Part of the problem is resources – tackling the housing issue alone is, for example, a billion dollar problem. Part of the problem is jurisdictional – communities need to be able to exercise meaningful control over the resources in their traditional territories, not only as a matter of economic development, but also on matters of stewardship and maintaining a vibrant and healthy relationship with the lands that have sustained our people for thousands of years. But part of the problem is leadership.
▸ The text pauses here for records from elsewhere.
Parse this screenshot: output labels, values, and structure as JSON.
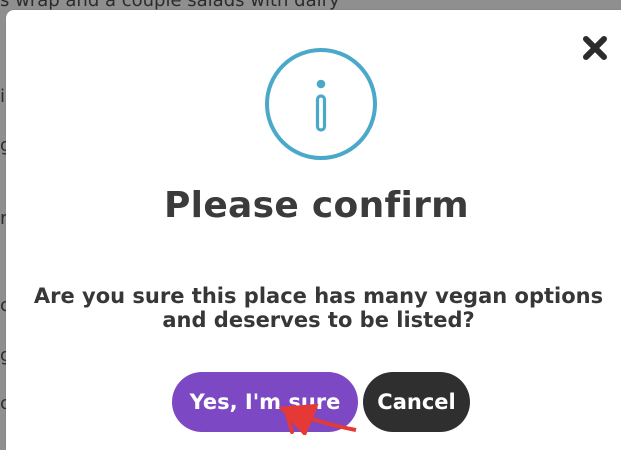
{
  "background": {
    "top_line": "s wrap and a couple salads with dairy",
    "fragments": [
      "i",
      "g",
      "r",
      "c",
      "g",
      "c"
    ]
  },
  "modal": {
    "title": "Please confirm",
    "message": "Are you sure this place has many vegan options and deserves to be listed?",
    "yes_label": "Yes, I'm sure",
    "cancel_label": "Cancel",
    "icons": {
      "info": "info-icon",
      "close": "close-icon"
    },
    "colors": {
      "accent": "#4aa8c9",
      "primary_button": "#7d48c4",
      "secondary_button": "#2f2f2f",
      "annotation_arrow": "#e53935"
    }
  }
}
Indigenous people today face a range of complex global economic, environmental and political challenges in our communities. Whereas once, we trained our leaders from the time they were very young, taught these young leader the skills they would need to grow into great leaders, today, we still largely send out our youth for education in settler based school curricula, and then elect our community leaders in first past the post settler style elections, as though we were electing mayors and city councilors, and not representatives of our nations and the stewards of our futures. And make no mistake, our chiefs are not mayors, they are political leaders who must have the ability to act on a world stage in dealing with multinational resource companies. Our leaders must manage the inflow and out flow of large and complex budgets that pay for a much wider array of services than any municipal government, including matters such as education for its citizens from pre-school to post-secondary, health care, child welfare interventions, funerals, water and other community infrastructure and land and resource management. To lead in this environment requires more than even the best education the settler people can offer. To lead in this environment requires leaders grounded in the traditions of our ancestors, raised and steeped in the stories and languages of our communities, and able to manage spreadsheets and economic forecasts. The question is, how can we today raise, train, educate and such leaders?